→ **Task instructions**: Where in the listing does the string "this" appear? Copy every line that holds it.

Input records Start Marker

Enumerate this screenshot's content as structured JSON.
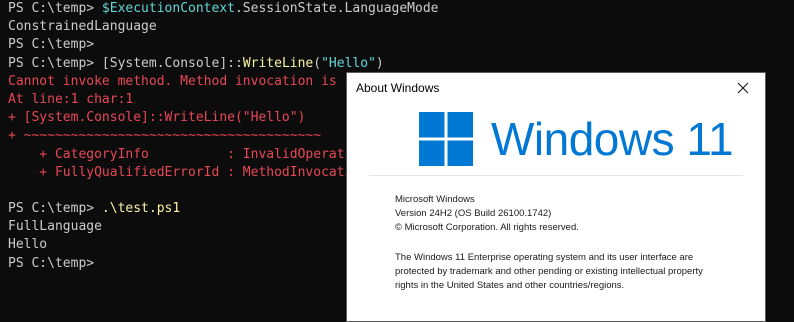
{
  "terminal": {
    "lines": [
      {
        "prompt": "PS C:\\temp> ",
        "var": "$ExecutionContext",
        "rest": ".SessionState.LanguageMode"
      },
      {
        "text": "ConstrainedLanguage"
      },
      {
        "prompt": "PS C:\\temp> "
      },
      {
        "prompt": "PS C:\\temp> ",
        "type": "[System.Console]",
        "sep": "::",
        "method": "WriteLine",
        "open": "(",
        "arg": "\"Hello\"",
        "close": ")"
      },
      {
        "error": "Cannot invoke method. Method invocation is supported only on core types in this language mode."
      },
      {
        "error": "At line:1 char:1"
      },
      {
        "error": "+ [System.Console]::WriteLine(\"Hello\")"
      },
      {
        "error": "+ ~~~~~~~~~~~~~~~~~~~~~~~~~~~~~~~~~~~~~~"
      },
      {
        "error": "    + CategoryInfo          : InvalidOperation: (:) [], RuntimeException"
      },
      {
        "error": "    + FullyQualifiedErrorId : MethodInvocationNotSupportedInConstrainedLanguage"
      },
      {
        "text": ""
      },
      {
        "prompt": "PS C:\\temp> ",
        "cmd": ".\\test.ps1"
      },
      {
        "text": "FullLanguage"
      },
      {
        "text": "Hello"
      },
      {
        "prompt": "PS C:\\temp> "
      }
    ]
  },
  "dialog": {
    "title": "About Windows",
    "close_icon": "close-icon",
    "logo_text": "Windows 11",
    "logo_color": "#0078d4",
    "info": [
      "Microsoft Windows",
      "Version 24H2 (OS Build 26100.1742)",
      "© Microsoft Corporation. All rights reserved."
    ],
    "paragraph": [
      "The Windows 11 Enterprise operating system and its user interface are",
      "protected by trademark and other pending or existing intellectual property",
      "rights in the United States and other countries/regions."
    ]
  }
}
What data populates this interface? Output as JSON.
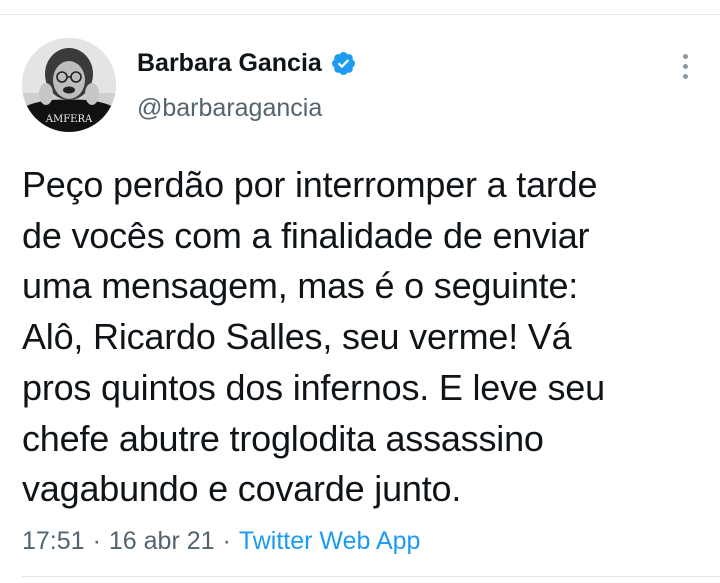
{
  "tweet": {
    "author": {
      "name": "Barbara Gancia",
      "handle": "@barbaragancia",
      "verified_icon": "verified-badge-icon",
      "avatar_text": "AMFERA"
    },
    "more_icon": "more-vertical-icon",
    "text": "Peço perdão por interromper a tarde\nde vocês com a finalidade de enviar\numa mensagem, mas é o seguinte:\nAlô, Ricardo Salles, seu verme! Vá\npros quintos dos infernos. E leve seu\nchefe abutre troglodita assassino\nvagabundo e covarde junto.",
    "time": "17:51",
    "separator": "·",
    "date": "16 abr 21",
    "source": "Twitter Web App"
  },
  "colors": {
    "text": "#0f1419",
    "secondary": "#536471",
    "link": "#1d9bf0",
    "verified": "#1d9bf0"
  }
}
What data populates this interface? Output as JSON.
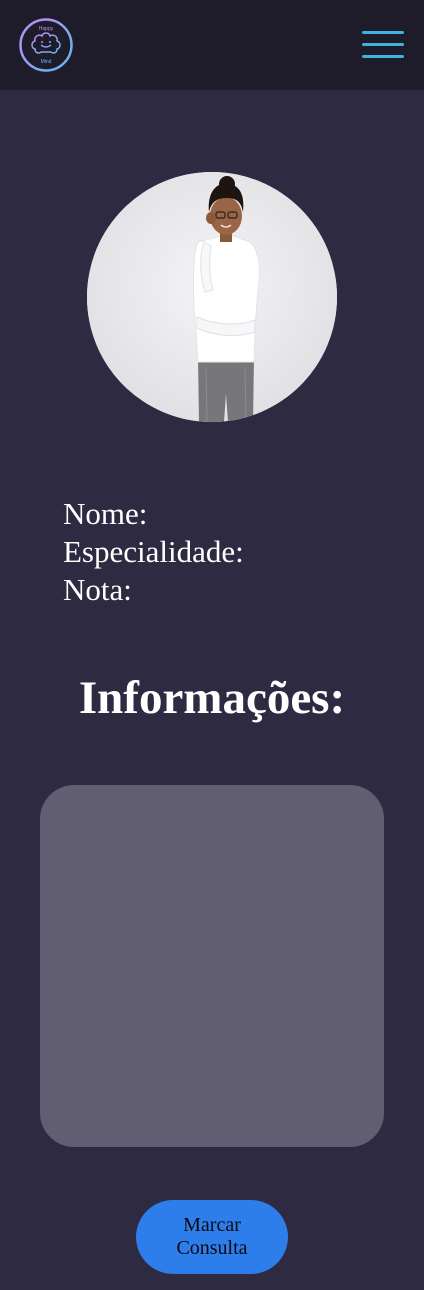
{
  "header": {
    "logo": {
      "icon": "happy-mind-brain-logo",
      "text_top": "Happy",
      "text_bottom": "Mind"
    },
    "menu": {
      "icon": "hamburger-menu-icon",
      "color": "#3fb3e0"
    }
  },
  "profile": {
    "photo": {
      "icon": "professional-woman-photo"
    },
    "fields": [
      "Nome:",
      "Especialidade:",
      "Nota:"
    ]
  },
  "info": {
    "title": "Informações:"
  },
  "action": {
    "label": "Marcar Consulta",
    "color": "#2d7deb"
  },
  "colors": {
    "background": "#2e2a41",
    "header": "#1e1b2a",
    "panel": "#615e72"
  }
}
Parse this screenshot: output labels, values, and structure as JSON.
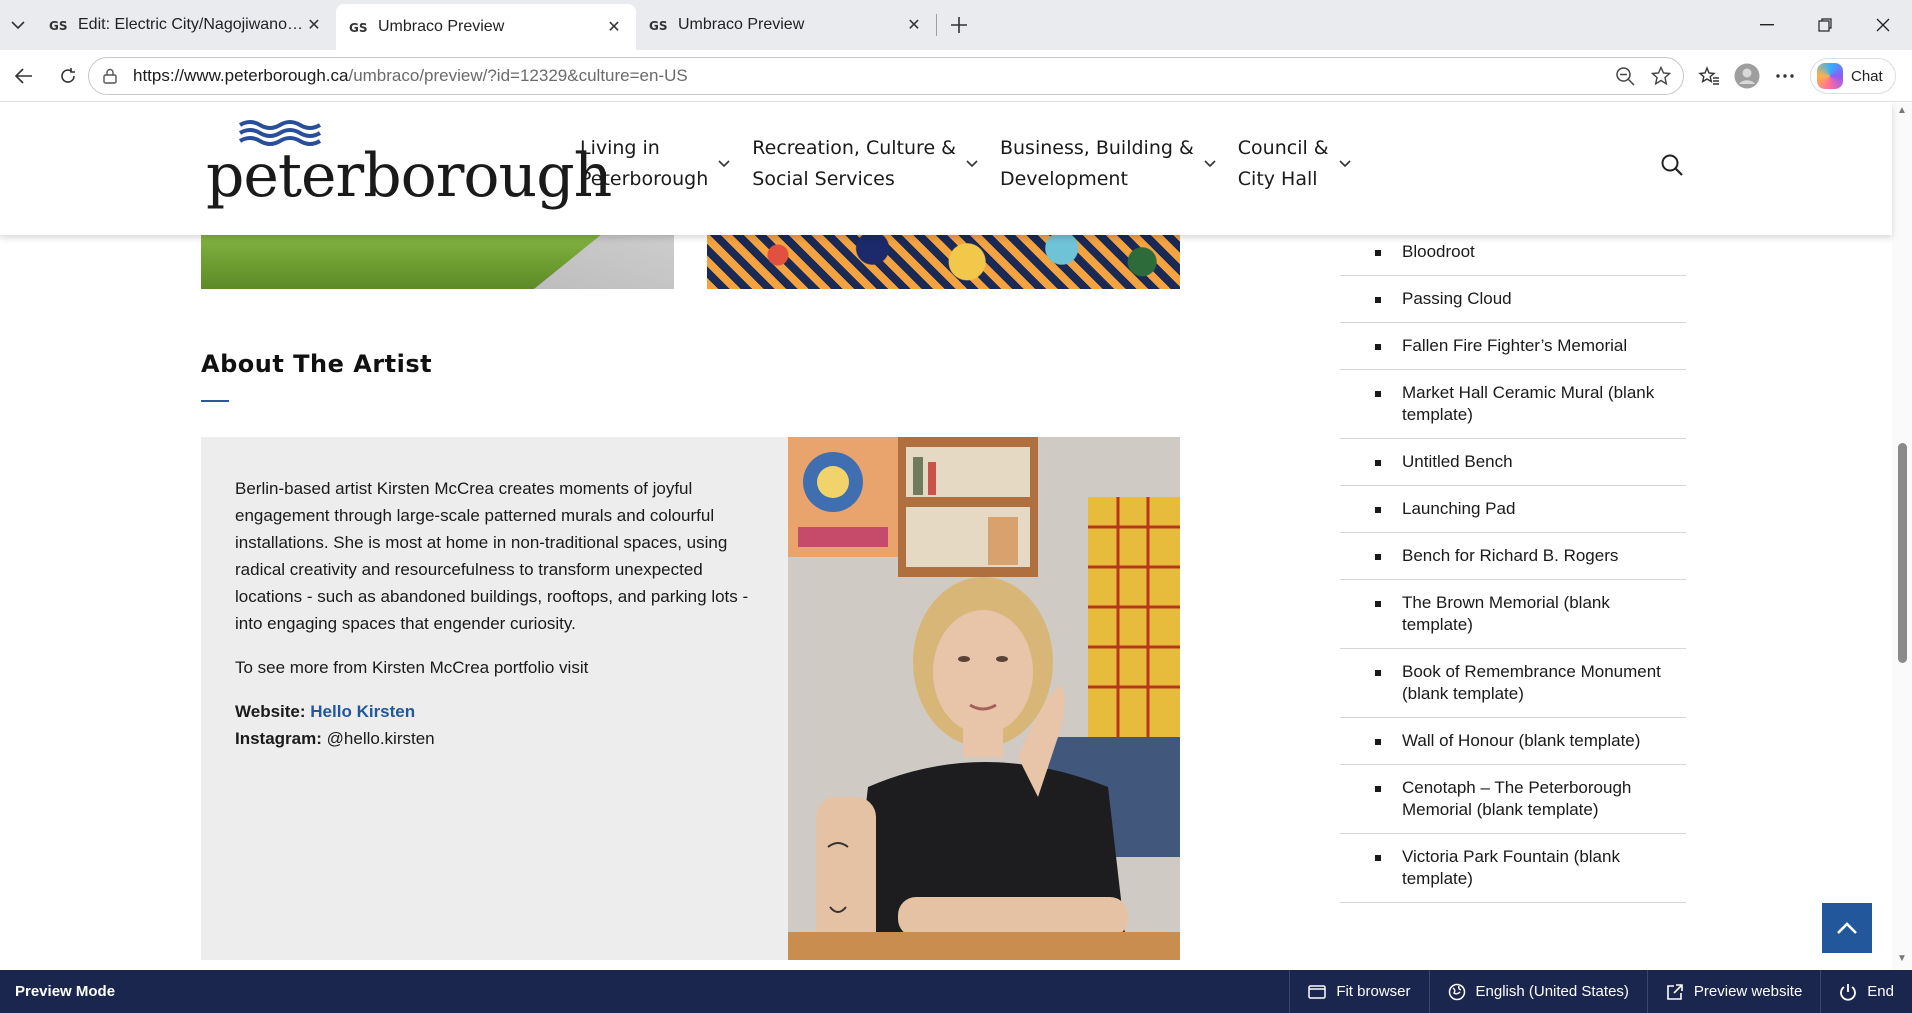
{
  "browser": {
    "tabs": [
      {
        "title": "Edit: Electric City/Nagojiwanong - U",
        "active": false
      },
      {
        "title": "Umbraco Preview",
        "active": true
      },
      {
        "title": "Umbraco Preview",
        "active": false
      }
    ],
    "url_host": "https://www.peterborough.ca",
    "url_path": "/umbraco/preview/?id=12329&culture=en-US",
    "chat_label": "Chat"
  },
  "site": {
    "logo_text": "peterborough",
    "nav": [
      {
        "line1": "Living in",
        "line2": "Peterborough"
      },
      {
        "line1": "Recreation, Culture &",
        "line2": "Social Services"
      },
      {
        "line1": "Business, Building &",
        "line2": "Development"
      },
      {
        "line1": "Council &",
        "line2": "City Hall"
      }
    ]
  },
  "about": {
    "title": "About The Artist",
    "bio": "Berlin-based artist Kirsten McCrea creates moments of joyful engagement through large-scale patterned murals and colourful installations. She is most at home in non-traditional spaces, using radical creativity and resourcefulness to transform unexpected locations - such as abandoned buildings, rooftops, and parking lots - into engaging spaces that engender curiosity.",
    "see_more": "To see more from Kirsten McCrea portfolio visit",
    "website_label": "Website:",
    "website_link": "Hello Kirsten",
    "instagram_label": "Instagram:",
    "instagram_handle": "@hello.kirsten"
  },
  "sidebar": {
    "items": [
      "Bloodroot",
      "Passing Cloud",
      "Fallen Fire Fighter’s Memorial",
      "Market Hall Ceramic Mural (blank template)",
      "Untitled Bench",
      "Launching Pad",
      "Bench for Richard B. Rogers",
      "The Brown Memorial (blank template)",
      "Book of Remembrance Monument (blank template)",
      "Wall of Honour (blank template)",
      "Cenotaph – The Peterborough Memorial (blank template)",
      "Victoria Park Fountain (blank template)"
    ]
  },
  "preview_bar": {
    "mode": "Preview Mode",
    "fit": "Fit browser",
    "language": "English (United States)",
    "preview_website": "Preview website",
    "end": "End"
  },
  "colors": {
    "accent": "#23579b",
    "preview_bar": "#1b264f",
    "card_bg": "#ededed"
  }
}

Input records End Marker

→ **Task output**:
Enumerate this screenshot's content as structured JSON.
        "error": "Cannot invoke method. Method invocation is supported only on core types in this language mode."
What data populates this interface? Output as JSON.
What data populates this interface? Output as JSON.
Parse this screenshot: output labels, values, and structure as JSON.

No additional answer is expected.